Bonhams said the 375-Plus model was an outright winner at Le Mans and Silverstone, and in the five-day Carrera PanAmericana road race through Mexico. In the Mexican race the average speed was 150 mph.

The Background:

In 2010, here was the situation.  Collector Jacques Swaters had possession of the 1954 Ferrari 375-Plus, which could be worth as much as $15 million. But Karl Kleve's family had the title and spare parts to it in Cincinnati.

Swaters, 84 at the time, said he restored it from a burned-out shell. It's now a shiny red one-seat convertible with lots of chrome.

"Oh, I've done a terrific job on the car," he said. "We've been working for many, many years to restore the car."

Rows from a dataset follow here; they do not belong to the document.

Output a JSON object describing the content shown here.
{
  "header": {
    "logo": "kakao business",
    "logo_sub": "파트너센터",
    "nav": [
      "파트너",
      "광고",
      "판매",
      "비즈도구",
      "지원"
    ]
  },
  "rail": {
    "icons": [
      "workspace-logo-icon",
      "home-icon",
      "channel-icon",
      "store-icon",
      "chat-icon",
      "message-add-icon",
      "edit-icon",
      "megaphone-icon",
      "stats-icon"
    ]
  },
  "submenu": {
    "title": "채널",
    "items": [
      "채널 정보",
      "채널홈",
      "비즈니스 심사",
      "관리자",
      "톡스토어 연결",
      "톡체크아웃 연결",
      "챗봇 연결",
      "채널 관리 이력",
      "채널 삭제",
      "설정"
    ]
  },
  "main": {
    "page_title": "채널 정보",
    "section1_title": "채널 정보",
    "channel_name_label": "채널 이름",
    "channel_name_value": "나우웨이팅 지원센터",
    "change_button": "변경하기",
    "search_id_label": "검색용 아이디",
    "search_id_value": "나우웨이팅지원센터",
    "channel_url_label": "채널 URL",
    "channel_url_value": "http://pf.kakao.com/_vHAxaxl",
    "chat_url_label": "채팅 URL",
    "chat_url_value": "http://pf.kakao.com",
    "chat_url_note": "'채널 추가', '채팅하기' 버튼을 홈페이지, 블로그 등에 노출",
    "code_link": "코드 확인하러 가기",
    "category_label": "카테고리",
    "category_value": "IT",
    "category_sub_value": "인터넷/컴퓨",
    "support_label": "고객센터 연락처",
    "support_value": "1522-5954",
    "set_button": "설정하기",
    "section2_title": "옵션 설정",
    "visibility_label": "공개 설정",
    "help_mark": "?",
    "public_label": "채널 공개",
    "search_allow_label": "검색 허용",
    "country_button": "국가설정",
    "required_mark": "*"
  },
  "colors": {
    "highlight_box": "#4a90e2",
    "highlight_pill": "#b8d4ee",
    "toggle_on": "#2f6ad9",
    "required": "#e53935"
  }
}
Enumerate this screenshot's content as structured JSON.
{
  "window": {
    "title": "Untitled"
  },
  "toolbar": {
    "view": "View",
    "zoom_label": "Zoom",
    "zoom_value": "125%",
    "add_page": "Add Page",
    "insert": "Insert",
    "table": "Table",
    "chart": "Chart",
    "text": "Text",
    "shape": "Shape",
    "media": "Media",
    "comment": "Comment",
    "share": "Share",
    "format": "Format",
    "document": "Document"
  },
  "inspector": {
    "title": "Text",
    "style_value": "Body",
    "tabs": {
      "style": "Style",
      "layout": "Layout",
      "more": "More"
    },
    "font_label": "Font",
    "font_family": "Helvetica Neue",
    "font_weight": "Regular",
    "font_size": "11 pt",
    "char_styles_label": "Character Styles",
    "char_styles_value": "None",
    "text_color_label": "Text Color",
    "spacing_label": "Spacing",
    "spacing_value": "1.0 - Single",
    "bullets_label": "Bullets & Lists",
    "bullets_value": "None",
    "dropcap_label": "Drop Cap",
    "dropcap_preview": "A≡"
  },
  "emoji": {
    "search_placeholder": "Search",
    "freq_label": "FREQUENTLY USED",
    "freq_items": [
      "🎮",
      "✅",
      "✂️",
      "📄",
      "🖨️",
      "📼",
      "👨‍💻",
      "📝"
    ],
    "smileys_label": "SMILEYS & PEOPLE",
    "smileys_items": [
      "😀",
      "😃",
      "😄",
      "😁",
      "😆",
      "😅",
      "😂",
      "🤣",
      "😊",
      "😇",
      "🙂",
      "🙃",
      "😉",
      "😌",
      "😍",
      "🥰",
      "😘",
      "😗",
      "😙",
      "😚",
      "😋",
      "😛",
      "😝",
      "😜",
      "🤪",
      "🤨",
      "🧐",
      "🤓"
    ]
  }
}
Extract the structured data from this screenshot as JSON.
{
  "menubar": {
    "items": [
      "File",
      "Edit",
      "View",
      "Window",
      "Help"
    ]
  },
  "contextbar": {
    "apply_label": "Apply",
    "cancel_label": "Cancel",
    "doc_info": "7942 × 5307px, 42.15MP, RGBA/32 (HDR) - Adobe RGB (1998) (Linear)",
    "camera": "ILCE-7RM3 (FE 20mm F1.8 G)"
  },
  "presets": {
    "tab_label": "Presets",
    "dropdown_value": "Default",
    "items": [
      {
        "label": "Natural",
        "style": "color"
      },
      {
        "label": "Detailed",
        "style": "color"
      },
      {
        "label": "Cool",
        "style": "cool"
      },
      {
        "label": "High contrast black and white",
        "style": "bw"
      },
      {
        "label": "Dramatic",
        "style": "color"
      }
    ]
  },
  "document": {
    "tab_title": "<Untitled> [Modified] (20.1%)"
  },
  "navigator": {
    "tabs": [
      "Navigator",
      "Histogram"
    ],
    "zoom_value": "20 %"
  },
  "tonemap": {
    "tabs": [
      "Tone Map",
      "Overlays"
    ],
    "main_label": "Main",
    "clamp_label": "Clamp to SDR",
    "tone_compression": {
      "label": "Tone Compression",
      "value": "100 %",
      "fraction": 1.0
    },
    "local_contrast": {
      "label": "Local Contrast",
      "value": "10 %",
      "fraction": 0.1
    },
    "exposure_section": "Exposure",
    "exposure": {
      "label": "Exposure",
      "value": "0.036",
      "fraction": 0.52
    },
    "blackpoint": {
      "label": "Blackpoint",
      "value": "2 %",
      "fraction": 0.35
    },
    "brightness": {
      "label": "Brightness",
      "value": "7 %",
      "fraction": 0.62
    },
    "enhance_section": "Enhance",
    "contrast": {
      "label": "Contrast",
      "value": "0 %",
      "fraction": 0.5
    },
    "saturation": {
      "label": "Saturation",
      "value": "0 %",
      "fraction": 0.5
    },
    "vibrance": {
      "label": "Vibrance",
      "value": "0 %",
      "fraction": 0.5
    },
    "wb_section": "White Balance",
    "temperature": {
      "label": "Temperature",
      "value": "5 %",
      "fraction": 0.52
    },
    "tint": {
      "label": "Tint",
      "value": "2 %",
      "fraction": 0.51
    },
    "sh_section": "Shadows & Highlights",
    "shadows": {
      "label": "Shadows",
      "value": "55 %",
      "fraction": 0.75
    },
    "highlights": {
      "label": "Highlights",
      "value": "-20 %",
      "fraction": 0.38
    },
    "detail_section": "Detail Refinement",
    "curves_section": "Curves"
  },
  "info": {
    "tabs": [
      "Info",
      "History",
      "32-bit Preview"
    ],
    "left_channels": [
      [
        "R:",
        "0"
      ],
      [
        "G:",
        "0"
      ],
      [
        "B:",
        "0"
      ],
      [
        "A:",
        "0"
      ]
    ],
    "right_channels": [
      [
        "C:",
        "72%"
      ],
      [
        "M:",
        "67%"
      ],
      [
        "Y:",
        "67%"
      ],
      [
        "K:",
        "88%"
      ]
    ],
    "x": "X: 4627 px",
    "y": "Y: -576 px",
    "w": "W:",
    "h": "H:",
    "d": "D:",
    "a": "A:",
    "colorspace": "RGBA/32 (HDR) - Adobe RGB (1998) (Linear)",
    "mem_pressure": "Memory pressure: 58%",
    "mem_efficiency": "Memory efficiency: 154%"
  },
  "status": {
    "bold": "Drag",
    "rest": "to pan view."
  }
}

The company made only six of them, and just four of them are thought to still exist. In its time, the Ferrari 375-Plus was the fastest car on the track.

Kleve's daughter, Kristi Lawson, said the car was stored outdoors in a Cincinnati lot with a hundred other old cars. She said her dad knew the car was valuable when he bought it in 1958 for $2,500. "He collected Duesenbergs; he collected Rolls-Royces. I know he had at least a dozen," she said.

In 1988, Kleve discovered the Ferrari was stolen. Two Cincinnati men were later convicted of the crime, but the car had disappeared. Lawson said her dad searched for it for years, eventually tracking it down in Belgium.

This is where it gets complicated:

Lawson said Interpol got involved and convinced Belgium authorities that the car was stolen. She said it was eventually released to Swaters, who's now deceased.

But Swaters had a different story: He said in 1990 a trader sold it to him for $100,000. "I was very interested because it was a very famous car," he said, "and then a little later I learned the car had been stolen, so I charged a lawyer to negotiate with the owner to make a settlement."

Swaters said he paid Kleve more than $600,000 for the car, and that Kleve cashed the check. Kleve's daughter said her father never received any money, and if Swaters has a canceled check, her dad's signature must have been forged. She said finding the car had become an obsession for him.

"This was his biggest project," she said. "By the time he passed away, he said this was the greatest auto theft that had ever occurred."

The Auction:

The Kleve and Swater families are supposed to now split the profits after the June 27th auction.